I don't know whether Tertullian was first to use the Latin phrase, but I do know that it could not have come from the Greek at that time: the combination of hypostasis and homoousias were only applied to Trinitarian questions in an orthodox way in the 4th century; in the controversy surrounding Paul of Samosata, the term homoousias was actually condemned in the 3rd century (see Ratzinger, Introduction to Christianity, 2004, p. 172). 18.104.22.168 (talk) 18:37, 6 October 2010 (UTC)Anonymous
Under the section "Moral Beliefs", a line is quoted out of context in regards to male ejaculation. The quote makes it seem as if he is arguing against sexual functions, but if you look at the passage, it's clear that he was drawing an analogy to the nature of body and soul. I believe this should be removed. GrimmC (talk) 10:11, 13 October 2010 (UTC)
Vague doubts cast on Jerome's Accuracy as a Reference

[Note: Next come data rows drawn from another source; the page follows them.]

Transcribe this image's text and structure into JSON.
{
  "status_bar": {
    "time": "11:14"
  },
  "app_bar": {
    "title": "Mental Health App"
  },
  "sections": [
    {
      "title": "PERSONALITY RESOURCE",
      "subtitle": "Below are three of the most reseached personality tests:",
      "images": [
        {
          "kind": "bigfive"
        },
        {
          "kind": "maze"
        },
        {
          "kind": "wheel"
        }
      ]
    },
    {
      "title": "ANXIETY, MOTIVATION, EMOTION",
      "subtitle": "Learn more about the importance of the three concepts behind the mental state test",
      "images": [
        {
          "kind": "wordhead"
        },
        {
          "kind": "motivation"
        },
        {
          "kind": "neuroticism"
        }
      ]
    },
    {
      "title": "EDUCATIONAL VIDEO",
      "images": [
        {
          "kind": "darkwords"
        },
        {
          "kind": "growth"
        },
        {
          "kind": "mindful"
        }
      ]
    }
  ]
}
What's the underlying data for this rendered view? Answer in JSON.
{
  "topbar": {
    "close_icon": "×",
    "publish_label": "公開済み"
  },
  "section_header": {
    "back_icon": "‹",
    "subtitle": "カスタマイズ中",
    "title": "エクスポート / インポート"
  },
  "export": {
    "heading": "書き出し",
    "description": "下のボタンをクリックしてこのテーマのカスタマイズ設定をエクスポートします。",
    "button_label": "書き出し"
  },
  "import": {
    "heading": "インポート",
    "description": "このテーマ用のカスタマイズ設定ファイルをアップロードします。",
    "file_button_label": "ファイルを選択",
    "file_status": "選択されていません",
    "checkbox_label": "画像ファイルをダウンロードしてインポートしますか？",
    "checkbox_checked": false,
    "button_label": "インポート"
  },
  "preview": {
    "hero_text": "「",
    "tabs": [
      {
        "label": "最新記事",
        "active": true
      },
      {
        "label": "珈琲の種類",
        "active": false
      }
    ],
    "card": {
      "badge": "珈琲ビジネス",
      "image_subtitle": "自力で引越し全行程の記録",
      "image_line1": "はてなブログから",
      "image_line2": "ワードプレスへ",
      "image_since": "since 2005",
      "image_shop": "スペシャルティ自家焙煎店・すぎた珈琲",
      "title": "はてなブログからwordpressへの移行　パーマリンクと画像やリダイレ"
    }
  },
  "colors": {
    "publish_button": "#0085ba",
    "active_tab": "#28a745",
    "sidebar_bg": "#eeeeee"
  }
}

"Jerome claimed that Tertullian's father held the position of 'centurio proconsularis' ("aide-de-camp") in the Roman army in Africa. However, it is unclear whether any such position in the Roman military ever existed." In what way is it unclear? If there is no other mention of such a post in other documents, then state that. That is an argument from silence, and can and should be made, but the current wording is a bit weaselly as the words "it is unclear" suggests some greater level of uncertainty and seems to cast general doubt on Jerome's account through uncertainty. If we have detailed listings of military positions that do not include this position, then we should state that, but it should be stated where and when those positions were listed. After all, Jerome is a source, and he could be correct and others be wrong. The reader should be presented with enough information to make their own choice as to which source to believe. Muchado (talk) 04:34, 7 August 2013 (UTC)
- I see now from an earlier comments that this is probably a reworked quote from Barnes, 1971. If so, then it would be better to simply quote it explicitly, instead of leaving it as a vague comment. Muchado (talk) 04:46, 7 August 2013 (UTC)
Caps in Latin
I have capitalized Trinity where changed. Partly from current use. Partly from WP:UE. Yes, Latin in not English, but "modern" Latin may have evolved. We need to employ current usage here. Note that Trinity is universally capitalized in its' own article. Student7 (talk) 18:30, 26 December 2014 (UTC)